*** Data supplied ***

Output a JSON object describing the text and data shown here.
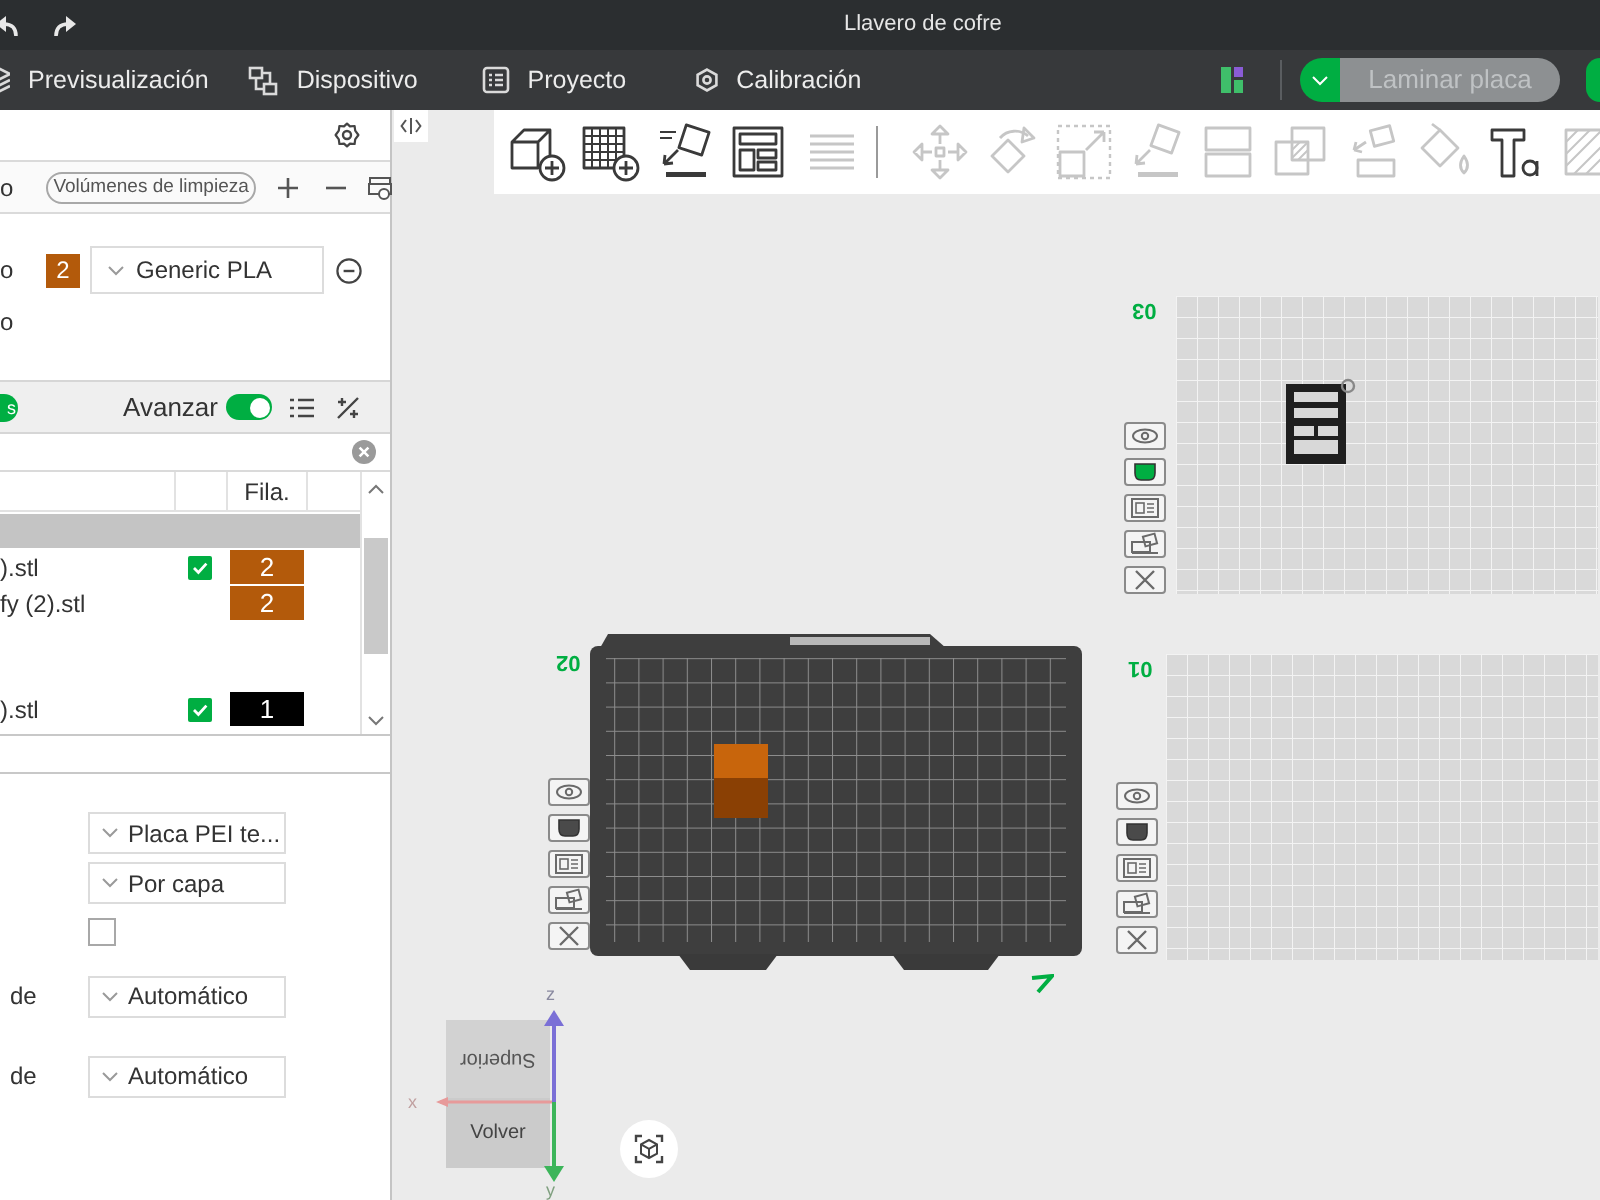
{
  "window": {
    "title": "Llavero de cofre"
  },
  "menu": [
    {
      "label": "Previsualización"
    },
    {
      "label": "Dispositivo"
    },
    {
      "label": "Proyecto"
    },
    {
      "label": "Calibración"
    }
  ],
  "slice_button": {
    "label": "Laminar placa",
    "disabled": true
  },
  "filament_panel": {
    "header_label": "o",
    "purge_button": "Volúmenes de limpieza",
    "filaments": [
      {
        "label": "o",
        "number": "2",
        "color": "#b35a0b",
        "name": "Generic PLA"
      }
    ],
    "footer_label": "o"
  },
  "objects_panel": {
    "badge": "s",
    "advance": {
      "label": "Avanzar",
      "on": true
    },
    "filament_column": "Fila.",
    "rows": [
      {
        "kind": "plate"
      },
      {
        "kind": "object",
        "name": ").stl",
        "checked": true,
        "filament": "2",
        "color": "#b35a0b"
      },
      {
        "kind": "part",
        "name": "fy (2).stl",
        "filament": "2",
        "color": "#b35a0b"
      },
      {
        "kind": "object",
        "name": ").stl",
        "checked": true,
        "filament": "1",
        "color": "#000000"
      }
    ]
  },
  "plate_settings": [
    {
      "kind": "select",
      "value": "Placa PEI te..."
    },
    {
      "kind": "select",
      "value": "Por capa"
    },
    {
      "kind": "checkbox",
      "checked": false
    },
    {
      "kind": "select",
      "label": "de",
      "value": "Automático"
    },
    {
      "kind": "select",
      "label": "de",
      "value": "Automático"
    }
  ],
  "toolbar": {
    "object_tools": [
      {
        "disabled": false
      },
      {
        "disabled": false
      },
      {
        "disabled": false
      },
      {
        "disabled": false
      },
      {
        "disabled": true
      }
    ],
    "edit_tools": [
      {
        "disabled": true
      },
      {
        "disabled": true
      },
      {
        "disabled": true
      },
      {
        "disabled": true
      },
      {
        "disabled": true
      },
      {
        "disabled": true
      },
      {
        "disabled": true
      },
      {
        "disabled": true
      },
      {
        "disabled": false
      },
      {
        "disabled": true
      }
    ]
  },
  "plates": [
    {
      "label": "03",
      "selected": false,
      "settings_on": true,
      "objects": [
        {
          "kind": "keychain"
        }
      ]
    },
    {
      "label": "02",
      "selected": true,
      "settings_on": false,
      "objects": [
        {
          "kind": "box"
        }
      ]
    },
    {
      "label": "01",
      "selected": false,
      "settings_on": false
    }
  ],
  "view_cube": {
    "top": "Superior",
    "front": "Volver"
  },
  "axes": {
    "z": "z",
    "x": "x",
    "y": "y"
  }
}
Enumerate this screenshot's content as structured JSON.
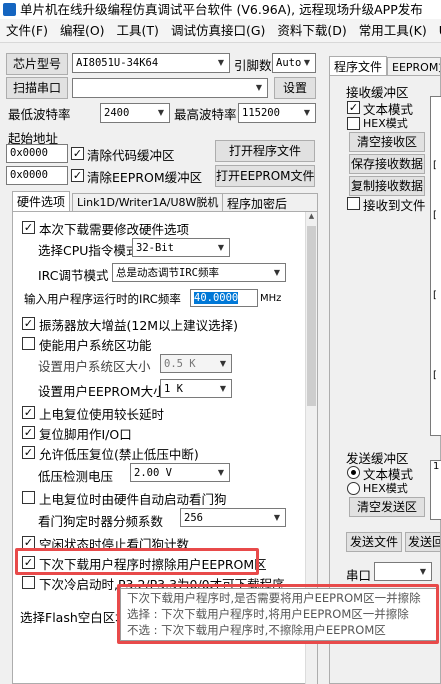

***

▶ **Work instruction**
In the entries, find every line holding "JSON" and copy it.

▶ **Expected answer**
Output a JSON object describing the text and data shown here.
Enumerate this screenshot's content as structured JSON.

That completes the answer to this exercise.